I have recently been applying for positions within the Victorian Public Service.
Their employment framework is called the Jobs and Skills Exchange. A job can be advertised externally, but only after an internal search has failed to find a suitable candidate. In some cases, it can be advertised internally and externally at the same time.
Although I’ve submitted strong applications with more than enough skills, experience and capability (over my 30-year career, I have worked within every sphere of business), in some cases I have not even been considered for interview because an existing staff member has also applied for the position.
I believe that it is a discriminatory framework that disadvantages jobseekers outside government. It effectively excludes candidates from consideration who may well be better-qualified than internal staff. Why is the system built this way?

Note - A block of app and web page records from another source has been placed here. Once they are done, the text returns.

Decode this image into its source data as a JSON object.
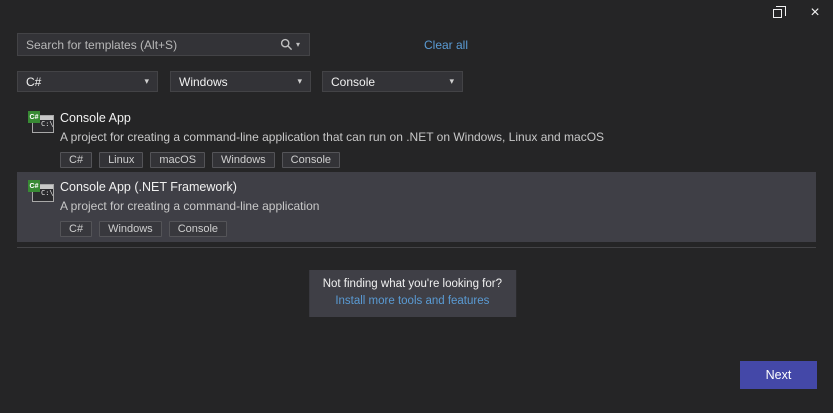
{
  "window": {
    "maximize_label": "maximize",
    "close_label": "close"
  },
  "search": {
    "placeholder": "Search for templates (Alt+S)",
    "clear_all": "Clear all"
  },
  "filters": [
    {
      "label": "C#"
    },
    {
      "label": "Windows"
    },
    {
      "label": "Console"
    }
  ],
  "templates": [
    {
      "title": "Console App",
      "description": "A project for creating a command-line application that can run on .NET on Windows, Linux and macOS",
      "icon_badge": "C#",
      "icon_body": "C:\\",
      "tags": [
        "C#",
        "Linux",
        "macOS",
        "Windows",
        "Console"
      ],
      "selected": false
    },
    {
      "title": "Console App (.NET Framework)",
      "description": "A project for creating a command-line application",
      "icon_badge": "C#",
      "icon_body": "C:\\",
      "tags": [
        "C#",
        "Windows",
        "Console"
      ],
      "selected": true
    }
  ],
  "not_finding": {
    "line1": "Not finding what you're looking for?",
    "link": "Install more tools and features"
  },
  "footer": {
    "next_label": "Next"
  },
  "colors": {
    "background": "#252526",
    "panel": "#333337",
    "selected_row": "#3f3f46",
    "link_blue": "#5a9bd4",
    "next_button": "#4448a8",
    "icon_green": "#388a34"
  }
}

This sounds really frustrating, and I’m sorry that you feel shut out of the Victorian Public Service. It would be dispiriting to have the desire and ability to make a valuable contribution to a sector, only to find that some or all of the paths in are blocked.
As I’ve mentioned to you in follow-up emails, the information I’ve gathered from experts in the area gives an idea of why the system was changed to be this way, but may not help you gain access to jobs in the public service. I should say before I go on that I really appreciate your willingness to go ahead with publication of your question, nonetheless, in the hope that it can (in your own words) “start a broader conversation about the Jobs and Skill Exchange”.
I spoke with Professor Helen Dickinson from the Public Service Research Group at the University of New South Wales, as well as Robert Laird, an industrial officer from the Community and Public Sector Union, about the system.
Professor Dickinson told me that the system, introduced in 2019, was brought in to allow the workforce to be more agile and to help build career paths.
The Victorian Public Service had found that it has low numbers of people moving between different parts of the public sector and that they ended up losing people who had to move outside it to get new skills and build their career.
She says this was a way of filling roles with people who have already been trained and developed in the public service and helping them gain new skills. It also helped save money by as reducing use of labour hire and consultants.
Laird mentioned similar advantages of the revised system. The Jobs and Skills Exchange was developed to ensure the existing workforce would get the first opportunity to apply for internal positions.
The model was designed to ensure the public service could be mobile and agile to meet changing government priorities. Short courses are offered to help employees shift between different streams of public service work. This was considered to be a more efficient method than redeployment and redundancy.
Laird said one of the main reasons for the change was that it allowed the government to spend fewer resources on expensive consultants.
As I mentioned earlier, this gives a sense of why the Jobs and Skills Exchange now works this way, but doesn’t address the question of discrimination. As someone with no legal training, I won’t attempt to judge whether the program is discriminatory. It does seem, whether deliberately or not, to exclude people like you, however. And as you’ve said yourself, that’s a problem worthy of further discussion.
While that discussion continues, I genuinely hope you find a role you love.